I also finally got around to cleaning the track and car on the boom (with turpentine) and liberally applying some Sailkote to smooth out the operation of the furling mainsail. Sailkote is pretty great stuff, and it definitely helped, but unfortunately the only thing that’ll really solve the problems with the furling mainsail is getting rid of it.
Toward that end I spent a good part of Friday taking photographs (easy) and measurements (hard) of the rigging, to send to David at Precision Shipwright in Phuket so we can start planning the overhaul. Here’s an overview of the current rig:
Compared with a lot of other boats these days, Oia is pretty simple: your basic sloop rig, no inner staysails and so no running backstays, only one set of spreaders, etc. There are a few things I’ve identified that I want to work on:
- Replacing the furling mainsail with a standard slab-reefed one
- Pulling the mast and boom, giving them a good paint job, and inspecting/replacing hardware as necessary
- Getting a rigger to go over the standing and running rigging and make sure it’s all okay, replacing where it’s not
- Installing some lazy jacks so the new slab-reefed main is easy to deal with
- Re-routing some of the running rigging along the deck and through the hard dodger, and probably adding at least one winch atop the cabin next to the companionway
- Improving the purchase and the routing of the traveler lines: this was definitely an annoyance during previous trips
- Adding a solent stay with a highfield lever, which seems like a great idea mainly based on Lee and Rachel’s experiences with theirs.
So far I’m mostly thinking about the details of the mainsail overhaul. The gooseneck was rebuilt to incorporate a furler:
After the furler is gone, the whole gooseneck will need to be cut down which will bring the boom quite a bit closer to the mast. That seems complicated but probably isn’t such a big job: just some cutting and welding at a machine shop. The worst part of the furler modifications made by the last owner is what they did to the boom:
The forward 1/3 or so of the boom is untouched and still has the usual inset groove in which the foot of a slab-reefed sail is inserted. But the aft part of the boom has been modified with a raised track and car installed. It doesn’t look like it’ll be easy (probably not even possible) to remove:
Not only was the track bolted on (and maybe welded, it’s hard to tell), but the inset groove was filled with a sealant that probably can’t be removed. It seems my best hope of not needing a new boom altogether may just be to install similar track on the forward section of the boom and then modify my slab-reefing main to attach to the track somehow. I’ll wait for David to advise me on that.

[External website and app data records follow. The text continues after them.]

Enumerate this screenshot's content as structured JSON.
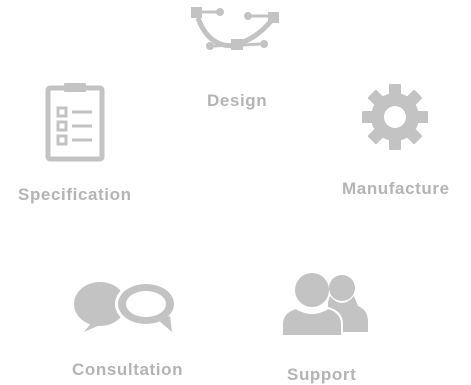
{
  "colors": {
    "icon": "#c3c3c3",
    "label": "#b4b4b4",
    "background": "#ffffff"
  },
  "steps": [
    {
      "label": "Design",
      "icon": "bezier-curve-icon"
    },
    {
      "label": "Specification",
      "icon": "clipboard-checklist-icon"
    },
    {
      "label": "Manufacture",
      "icon": "gear-icon"
    },
    {
      "label": "Consultation",
      "icon": "speech-bubbles-icon"
    },
    {
      "label": "Support",
      "icon": "users-icon"
    }
  ]
}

The PO also removed a portion of the external sail track on the mast. There are two: mainsail track and trisail track. I still have all the track sections that were removed though, and re-riveting them should be simple.
When we were sailing to Tioman and back Doug suggested some modifications to add purchase to the traveler, which is really hard to control under any kind of load. In thinking about that I also decided the traveler lines should probably be routed back to the cockpit, probably just under the dodger. The current traveler is just a raised SS tube with a car on it. It actually works just fine, except for the difficulty in adjusting it under load:
Looks like I ought to give it a good polishing sometime soon though.
I’m also planning to get some new sails made in Phuket, so I measured the whole rig as precisely as I could and was up and down the mast a couple of times for that. I ended up with some rough diagrams that need some cleaning up:
I’m happy to have finally gotten the ball rolling on getting rid of the furling mainsail. It’s actually the last major project in the pipeline before I feel we’re ready for some serious cruising: there’s light at the end of the tunnel!
I also spent a little time working on edge gluing teak planks so I can build a box for the chartplotter. Here’s my makeshift clamping contraption:
It’s working pretty well so far, but it is definitely hard to get the two planks lying perfectly flat when you start to tighten the side clamps. Also, I’m going to need some bigger bar clamps to finish the job.
Last but not least, I put on my scuba gear Sunday and went for a dive to do some bottom cleaning while Charlene supervised from above. It’s certainly a lot easier with scuba gear than with a snorkel, and it’s nice to be able to take some time to inspect the hull, through-hulls, prop, zinc, etc without running out of breath.
My dive tank is a little small: it ran low just as I was finishing scrubbing the hull. I’m hoping to stick to a 2-3 week schedule of bottom cleaning to cut down on the messiness of the job. After about a month the barnacles really start to stick.